  • Boost sales
  • Foster brand loyalty

It is one of the fundamental components of your marketing mix as it lets your customer know your product or service exists, where they can access it, and at what price they can buy it.

Methods of promotion also include event marketing, ecommerce, trade shows as well as personal selling, advertising, sales promotion, direct marketing, publicity, and word of mouth.

Obtain maximum results by understanding the habits of your target audience. Ensure you meet their specific requirements. Target audiences with behaviors and purchasing power that fit what you offer. And engage them in the medium of their preference.

Not sure where to get started? Check out our One Page Marketing Plan Challenge.
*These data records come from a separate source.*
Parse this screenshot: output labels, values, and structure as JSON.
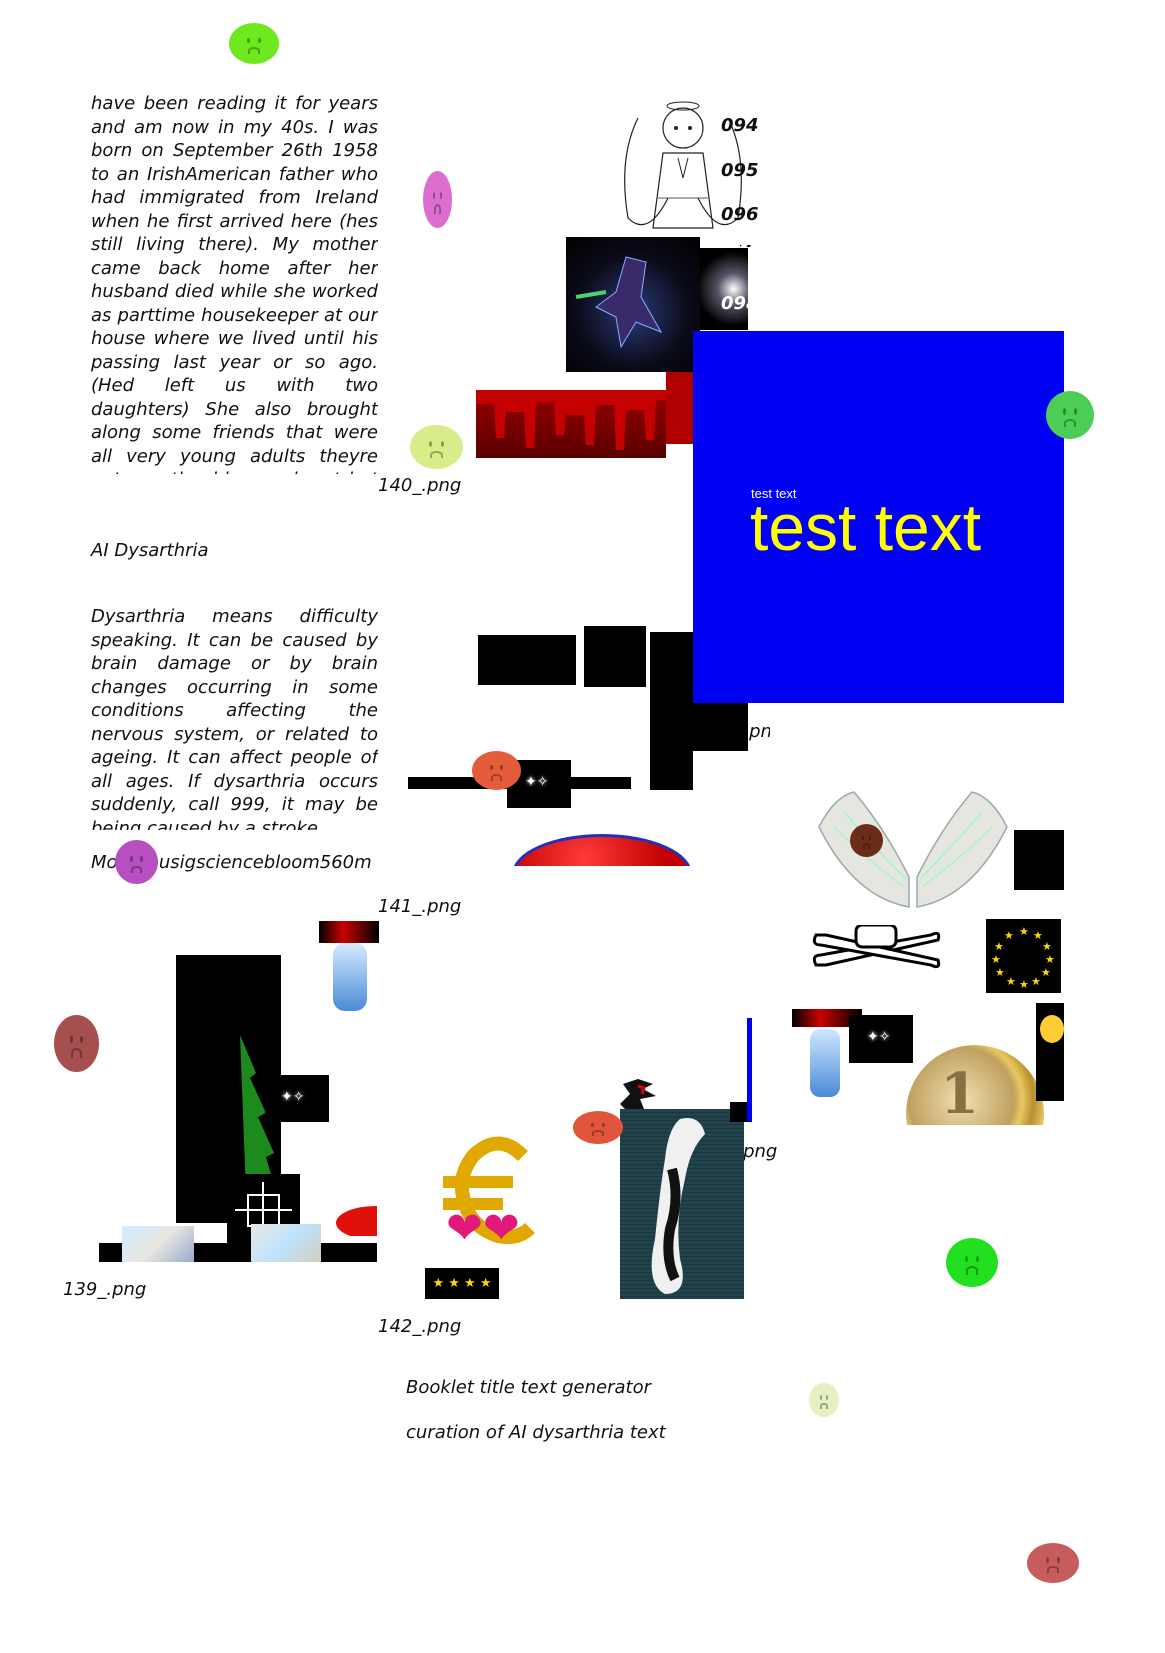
{
  "paragraph_1": "have been reading it for years and am now in my 40s. I was born on September 26th 1958 to an IrishAmerican father who had immigrated from Ireland when he first arrived here (hes still living there). My mother came back home after her husband died while she worked as parttime housekeeper at our house where we lived until his passing last year or so ago. (Hed left us with two daughters) She also brought along some friends that were all very young adults theyre not exactly old enough yet but are pretty much readytogo parents",
  "heading": "AI Dysarthria",
  "paragraph_2": "Dysarthria means difficulty speaking. It can be caused by brain damage or by brain changes occurring in some conditions affecting the nervous system, or related to ageing. It can affect people of all ages. If dysarthria occurs suddenly, call 999, it may be being caused by a stroke.",
  "credit": "Morpheusigsciencebloom560m",
  "captions": {
    "c140": "140_.png",
    "c141": "141_.png",
    "c139": "139_.png",
    "c142": "142_.png",
    "c144": "144_.png",
    "c143": "143_.png"
  },
  "angel_numbers": [
    "094",
    "095",
    "096",
    "097",
    "098"
  ],
  "blue_panel": {
    "small_text": "test text",
    "big_text": "test text",
    "background": "#0000f5",
    "text_color": "#ffff00"
  },
  "footer_lines": [
    "Booklet title text generator",
    "curation of AI dysarthria text"
  ],
  "icons": [
    "sad-face-icon",
    "angel-drawing",
    "dark-knight-sprite",
    "skull-crossbones-icon",
    "angel-wings-image",
    "euro-flag-icon",
    "euro-coin-image",
    "euro-sign-icon",
    "hearts-icon",
    "screaming-emoji-icon",
    "shadow-hedgehog-sprite",
    "anime-girl-sprite"
  ],
  "colors": {
    "face_green": "#6ee81f",
    "face_pink": "#dd6ecf",
    "face_lime": "#d8ec8a",
    "face_green2": "#4ccd55",
    "face_orange": "#e45c3a",
    "face_purple": "#b64fbf",
    "face_brown": "#a64f4f",
    "face_red": "#e2543c",
    "face_bright_green": "#22e020",
    "face_pale": "#e4f0c0",
    "face_dark_brown": "#6b2c1a",
    "face_rose": "#c75c5c"
  }
}
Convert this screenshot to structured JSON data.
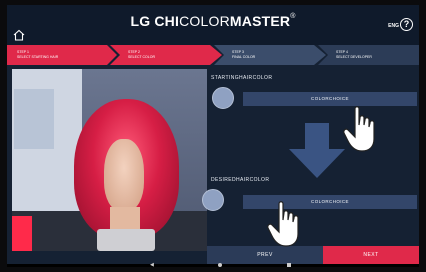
{
  "header": {
    "logo_lg": "LG",
    "logo_chi": " CHI",
    "logo_color": "COLOR",
    "logo_master": "MASTER",
    "logo_reg": "®",
    "language": "ENG",
    "help_symbol": "?"
  },
  "steps": [
    {
      "title": "STEP 1",
      "subtitle": "SELECT STARTING HAIR"
    },
    {
      "title": "STEP 2",
      "subtitle": "SELECT COLOR"
    },
    {
      "title": "STEP 3",
      "subtitle": "FINAL COLOR"
    },
    {
      "title": "STEP 4",
      "subtitle": "SELECT DEVELOPER"
    }
  ],
  "starting": {
    "label": "STARTINGHAIRCOLOR",
    "button": "COLORCHOICE"
  },
  "desired": {
    "label": "DESIREDHAIRCOLOR",
    "button": "COLORCHOICE"
  },
  "footer": {
    "prev": "PREV",
    "next": "NEXT"
  },
  "nav": {
    "back": "◀"
  },
  "colors": {
    "accent": "#e0294a",
    "panel": "#152133",
    "button": "#33466a",
    "swatch": "#8fa1c2"
  },
  "icons": [
    "home-icon",
    "help-icon",
    "down-arrow-icon",
    "pointing-hand-icon"
  ]
}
5 thoughts on “What is Your Marketing Mix Supposed to Be?

  • Thank you for a really good article. Most of our marketing is done via the Facebook groups, Google search and some Google advertising, although it is hard to get any ROI on the ad costs on Google.

    • Hi Stuart,

      Back before Google AdWords even existed, I managed PPC accounts for small businesses. Even back then I could tell where ad costs were going. So after 5.5 years I pivoted to small business marketing strategy. Google’s monopoly does make it challenging to get the same traffic from everything else.

  • Great article! Your explanation of the marketing mix is concise and easy to understand. It’s important to have a solid understanding of the four Ps (product, price, place, promotion) in order to create a successful marketing strategy. Thank you for sharing your insights!

  • Yes, this is so true. Mix marketing is very crucial in business. We did our homework with product, price and place and now are planning on targeting customers using a mix of marketing.

Leave a Reply

Your email address will not be published. Required fields are marked *